In the framework of this partnership, Belev Echad’s soldiers meet Jewish American kids, many of whom are right around their ages, share their experiences both as Israeli civilians and soldiers defending their people and homeland, and expose them to the truth of so much of what’s happening in Israel.

“The college campus visits are vital because the soldiers make a powerful and indelible impression upon students, providing a new appreciation for the struggles and challenges Israel faces every day,” says Rabbi Yossy Gordon, CEO of Chabad on Campus International.

During the month of November, two groups of wounded IDF veterans visited campuses across the country, including UPenn, Stockton University, Queens College, University of Washington, Michigan State U., Florida International University, Florida State University, TCNJ, Duke University, Elon University, UCLA, and UC Berkeley, to share their experiences and share the true nature of the IDF specifically and Israel as a whole.

“In the course of their visits, the soldiers engage, connect and educate today’s college youth about the reality and truth about the Jewish homeland,” says Rabbi Uriel Vigler. “Unfortunately, our contemporary youth are so remote from Judaism. The winds of antisemitism that blow wildly across college campuses and incite a barrage of protests and defamatory statements about Israel can cause even solid Jewish kids to doubt themselves and their convictions.”

Shevy says that the campus tours “are not only beacons of light, truth and Jewish pride in a place that needs it most, but they’re also opportunities for our soldiers to become empowered as givers. These tours grant our soldiers incredible motivation and courage, allowing them to be ambassadors of truth and hope.”

In a heartwarming description, Jacob, a student at University of Washington, shares what it meant to him to meet wounded IDF veterans his age.

“Bringing these soldiers to Chabad really changed my perspective on my own life and on the situation in Israel,” says Jacob. “As an outsider, it’s hard to know what’s actually going on outside of what we see on TV. I loved hearing the soldiers talk about how an action may be relevant to military tactics, and also their moral fighting grounds. Seeing how much they’ve done at my age, all to protect their state, made me take a step back and see all I take for granted.
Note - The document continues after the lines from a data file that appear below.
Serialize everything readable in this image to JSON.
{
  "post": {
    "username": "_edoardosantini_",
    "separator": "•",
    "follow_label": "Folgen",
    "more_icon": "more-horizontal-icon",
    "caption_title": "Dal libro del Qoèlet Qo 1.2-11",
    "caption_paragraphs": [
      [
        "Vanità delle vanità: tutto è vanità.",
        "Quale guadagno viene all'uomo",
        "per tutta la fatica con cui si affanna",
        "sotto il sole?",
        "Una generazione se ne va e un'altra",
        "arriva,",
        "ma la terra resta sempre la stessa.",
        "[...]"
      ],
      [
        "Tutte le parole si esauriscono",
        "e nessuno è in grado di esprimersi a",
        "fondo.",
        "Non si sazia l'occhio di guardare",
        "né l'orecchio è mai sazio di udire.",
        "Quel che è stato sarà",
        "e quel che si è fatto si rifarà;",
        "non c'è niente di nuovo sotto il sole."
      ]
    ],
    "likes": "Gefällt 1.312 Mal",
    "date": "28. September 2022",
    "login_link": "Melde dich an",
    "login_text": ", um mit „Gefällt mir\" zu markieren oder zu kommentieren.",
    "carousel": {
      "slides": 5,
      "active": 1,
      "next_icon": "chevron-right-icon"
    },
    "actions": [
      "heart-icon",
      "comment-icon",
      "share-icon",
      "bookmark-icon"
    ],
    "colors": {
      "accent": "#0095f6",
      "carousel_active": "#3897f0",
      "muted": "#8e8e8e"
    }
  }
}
It’s important to hear their experiences not only for ourselves, but also for their own sake of dealing with their own trauma.”

“I was greatly inspired by what the soldiers had to say,” says a fellow student. “I appreciate that they can discuss their personal experiences and struggles with us so openly in a language that’s not native to them. It’s one thing to read an article online about what’s going on in Israel, but it’s totally different to hear it from someone first-hand. Their stories were eye-opening, one after the next, and I’m very grateful that they came to share them with us.”

Rabbi Vigler emphasizes that “These are crucial opportunities for our soldiers to engage, connect and educate today’s college youth about the reality and truth of our homeland Israel.”

“The campus tours are not only beacons of light, truth and Jewish pride on college campuses, which is where we need this most,” asserts Shevy Vigler. “But they also serve a dual purpose: offering myriad opportunities for our soldiers to become empowered as givers. The tours imbue our soldiers with incredible motivation and courage, enabling them to be ambassadors of truth and hope.”